1500 – 1800 AD

The Early Modern period in Irish archaeology, which spans the 16th to 18th centuries, is marked by significant cultural and economic shifts. During this period, England dominated Ireland, and the country underwent significant change, including the growth of towns, the expansion of trade, and the spread of new ideas and religions. Urban settlements, fortifications, and historic landscapes are examples of archaeological evidence from this time period.

The growth of towns and cities, such as Dublin and Cork, is a defining characteristic of the Early Modern period in Ireland. Archaeologists have unearthed evidence of these urban settlements, including street plans, residential and industrial structures, and marketplaces. These discoveries have yielded important insights into the social, economic, and cultural life of early-modern Ireland.

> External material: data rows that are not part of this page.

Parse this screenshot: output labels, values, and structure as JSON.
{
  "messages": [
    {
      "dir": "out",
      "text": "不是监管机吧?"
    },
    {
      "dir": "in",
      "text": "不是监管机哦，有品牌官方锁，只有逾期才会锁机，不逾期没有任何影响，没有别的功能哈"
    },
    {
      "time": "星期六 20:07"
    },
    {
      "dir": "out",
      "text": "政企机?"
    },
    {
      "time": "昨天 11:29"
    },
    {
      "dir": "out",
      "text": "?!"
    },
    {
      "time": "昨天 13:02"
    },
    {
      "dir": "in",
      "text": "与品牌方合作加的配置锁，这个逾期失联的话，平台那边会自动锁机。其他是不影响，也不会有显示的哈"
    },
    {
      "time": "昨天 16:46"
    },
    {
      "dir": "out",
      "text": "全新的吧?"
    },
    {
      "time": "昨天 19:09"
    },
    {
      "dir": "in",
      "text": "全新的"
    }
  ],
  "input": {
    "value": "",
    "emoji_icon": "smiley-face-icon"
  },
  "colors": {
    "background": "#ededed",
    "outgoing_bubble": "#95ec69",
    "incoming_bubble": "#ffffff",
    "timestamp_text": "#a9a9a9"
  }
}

The expansion of trade and commerce is another defining characteristic of the early modern era. The expansion of maritime commerce prompted the establishment of ports and harbors along the Irish coast. Shipwrecks, harbors, and wharves have been unearthed by archaeologists as evidence of maritime activities of the period. These discoveries have illuminated Ireland’s role in the transatlantic economy and the global exchange of goods and ideas.

Early modernity was also characterized by the proliferation of new ideas and religions. During this time period, Protestantism spread and the Church of Ireland grew in Ireland. Catholics and Protestants vied for control of the country during this period of religious conflict. Archaeologists have examined the physical evidence of this religious conflict, such as the ruins of churches, monasteries, and fortifications.